On one side stands the state of New Jersey, whose voters amended the state constitution in 2012 in order to legalize sports gambling at racetracks and casinos statewide. Lawmakers then partially lifted the existing state ban on the practice.
On the other side of the case stands the National Collegiate Athletic Association, the National Basketball Association, the National Football League, the National Hockey League, and the Office of the Commissioner of Baseball, all of which went to court hoping to thwart the legalization effort. They argue that the state has contravened the Professional and Amateur Sports Protection Act of 1992 (PASPA), which made it illegal for "a governmental entity to sponsor, operate, advertise, promote, license, or authorize by law or compact" sports betting.
That federal law did contain certain exemptions for states like Nevada, where sports gambling was already legal. (It also contained an exemption for Atlantic City, New Jersey.) But the law's overall purpose was to prevent states from legalizing sports betting.
New Jersey is now fighting to get the feds off its back. "Never before has congressional power been construed to allow the federal government to dictate whether or to what extent a State may repeal, lift, or otherwise modulate its own state-law prohibitions on private conduct," New Jersey told the Supreme Court in its petition for certiorari. "And never before has federal law been enforced to command a State to give effect to a state law that the State has chosen to repeal."
The sports leagues insist that the federal government has every right to control the states in this manner. PASPA is "an unremarkable exercise of Congress' settled power to regulate commerce in sports gambling," the leagues claim in their brief in opposition to the state's petition. "PASPA is a straightforward exercise of Congress' power to preempt the operation of state laws that conflict with federal policy on matters within Congress' purview."
The Trump administration takes an equally broad view of federal power.

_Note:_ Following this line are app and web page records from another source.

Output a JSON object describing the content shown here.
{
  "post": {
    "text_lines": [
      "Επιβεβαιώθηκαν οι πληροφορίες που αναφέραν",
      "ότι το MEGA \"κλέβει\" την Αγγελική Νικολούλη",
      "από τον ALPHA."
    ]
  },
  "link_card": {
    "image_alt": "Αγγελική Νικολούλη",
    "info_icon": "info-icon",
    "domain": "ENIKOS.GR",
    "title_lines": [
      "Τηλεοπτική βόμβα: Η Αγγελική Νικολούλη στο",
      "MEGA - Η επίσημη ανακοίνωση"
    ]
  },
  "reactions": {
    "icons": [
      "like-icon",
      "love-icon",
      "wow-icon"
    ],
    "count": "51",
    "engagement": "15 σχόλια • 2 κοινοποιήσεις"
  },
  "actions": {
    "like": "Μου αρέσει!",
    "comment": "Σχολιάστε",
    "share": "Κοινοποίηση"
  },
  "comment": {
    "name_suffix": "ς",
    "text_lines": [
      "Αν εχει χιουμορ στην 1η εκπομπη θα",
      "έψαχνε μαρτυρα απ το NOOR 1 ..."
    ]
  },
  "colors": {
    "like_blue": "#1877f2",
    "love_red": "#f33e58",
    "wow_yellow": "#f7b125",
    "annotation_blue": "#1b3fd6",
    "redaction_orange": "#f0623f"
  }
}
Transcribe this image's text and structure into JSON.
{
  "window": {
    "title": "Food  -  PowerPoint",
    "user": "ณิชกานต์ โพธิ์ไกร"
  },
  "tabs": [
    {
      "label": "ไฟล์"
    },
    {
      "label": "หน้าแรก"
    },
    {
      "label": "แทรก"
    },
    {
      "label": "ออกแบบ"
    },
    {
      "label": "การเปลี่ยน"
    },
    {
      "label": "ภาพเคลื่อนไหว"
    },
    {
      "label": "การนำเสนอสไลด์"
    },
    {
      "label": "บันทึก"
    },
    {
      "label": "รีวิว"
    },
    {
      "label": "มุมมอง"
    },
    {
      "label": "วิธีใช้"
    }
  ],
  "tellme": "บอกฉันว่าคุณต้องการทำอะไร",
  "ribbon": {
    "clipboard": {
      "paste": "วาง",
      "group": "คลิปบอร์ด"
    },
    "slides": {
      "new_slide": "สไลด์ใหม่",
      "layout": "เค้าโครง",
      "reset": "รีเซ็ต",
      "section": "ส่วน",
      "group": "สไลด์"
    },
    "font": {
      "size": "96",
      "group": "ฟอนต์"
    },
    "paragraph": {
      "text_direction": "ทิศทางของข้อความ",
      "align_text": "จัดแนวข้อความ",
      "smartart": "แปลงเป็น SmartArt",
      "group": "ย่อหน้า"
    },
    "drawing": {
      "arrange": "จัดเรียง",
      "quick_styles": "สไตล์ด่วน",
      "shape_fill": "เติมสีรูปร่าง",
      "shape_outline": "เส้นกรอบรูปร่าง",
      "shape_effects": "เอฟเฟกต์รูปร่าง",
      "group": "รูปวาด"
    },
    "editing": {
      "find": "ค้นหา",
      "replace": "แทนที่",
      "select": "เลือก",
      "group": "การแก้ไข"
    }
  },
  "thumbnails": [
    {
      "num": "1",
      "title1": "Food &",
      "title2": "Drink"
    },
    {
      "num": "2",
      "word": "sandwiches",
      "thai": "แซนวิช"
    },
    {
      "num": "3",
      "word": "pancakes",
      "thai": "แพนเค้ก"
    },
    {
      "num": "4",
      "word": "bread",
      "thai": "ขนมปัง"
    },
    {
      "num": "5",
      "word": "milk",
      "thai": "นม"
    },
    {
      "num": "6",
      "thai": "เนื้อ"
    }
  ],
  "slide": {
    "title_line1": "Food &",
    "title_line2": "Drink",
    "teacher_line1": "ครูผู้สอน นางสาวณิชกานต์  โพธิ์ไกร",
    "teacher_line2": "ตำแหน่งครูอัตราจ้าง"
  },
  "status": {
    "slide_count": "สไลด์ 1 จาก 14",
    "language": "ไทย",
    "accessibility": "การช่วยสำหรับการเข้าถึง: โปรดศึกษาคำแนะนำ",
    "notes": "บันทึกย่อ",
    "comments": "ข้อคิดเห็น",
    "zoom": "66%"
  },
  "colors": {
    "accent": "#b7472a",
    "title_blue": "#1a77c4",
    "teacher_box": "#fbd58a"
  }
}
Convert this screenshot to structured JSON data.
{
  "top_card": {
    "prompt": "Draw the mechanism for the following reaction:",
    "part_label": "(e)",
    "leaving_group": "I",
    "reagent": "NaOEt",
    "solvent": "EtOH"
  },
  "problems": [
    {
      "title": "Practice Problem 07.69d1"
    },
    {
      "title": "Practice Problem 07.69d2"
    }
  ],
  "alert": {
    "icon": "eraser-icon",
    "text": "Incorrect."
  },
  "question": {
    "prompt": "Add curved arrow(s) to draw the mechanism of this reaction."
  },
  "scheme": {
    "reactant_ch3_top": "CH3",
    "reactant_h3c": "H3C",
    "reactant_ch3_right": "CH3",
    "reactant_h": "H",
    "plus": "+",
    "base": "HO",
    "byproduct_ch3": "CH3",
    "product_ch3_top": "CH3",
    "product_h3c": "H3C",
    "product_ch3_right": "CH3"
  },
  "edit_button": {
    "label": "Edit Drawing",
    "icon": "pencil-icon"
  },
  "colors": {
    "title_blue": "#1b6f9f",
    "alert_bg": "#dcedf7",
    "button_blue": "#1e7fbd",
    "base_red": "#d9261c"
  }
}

PASPA "does not violate the Tenth Amendment because it neither compels States to regulate according to federal standards nor requires state officials to administer federal law," the administration told the Court in an amicus brief. "Instead, [PASPA] prohibits States from operating sports-gambling schemes themselves or affirmatively licensing or authorizing private parties to do so. Those prohibitions are a permissible exercise of Congress's authority to regulate state activities and to preempt state laws that conflict with federal policy in an area within Congress's enumerated powers."
A nationwide ban on sports betting would probably be upheld by the Supreme Court under existing precedent, which favors a very broad view of Congress' power to regulate economic activity. But that is not the sort of federal regulation at issue here. In this case, Congress has effectively dictated the terms of a state law in order to further its own regulatory goals. And that, the Supreme Court has repeatedly said, does offend federalism principles and does infringe on the 10th Amendment.
In the 1992 case of New York v. United States, for example, the Court observed: "while Congress has substantial powers to govern the Nation directly, including in areas of intimate concern to the States, the Constitution has never been understood to confer upon Congress the ability to require the States to govern according to Congress' instructions."
The late Justice Antonin Scalia made a similar point in his 1997 majority opinion in Printz v. United States. "Federal commandeering of state governments" goes against the text, history, and structure of the Constitution, Scalia wrote. "The Federal Government may neither issue directives requiring the States to address particular problems, nor command the States' officers, or those of their political subdivisions, to administer or enforce a federal regulatory program."
The big unknown in Christie v. National Collegiate Athletic Association is whether the justices will put federalism or federal power first. Place your bets now.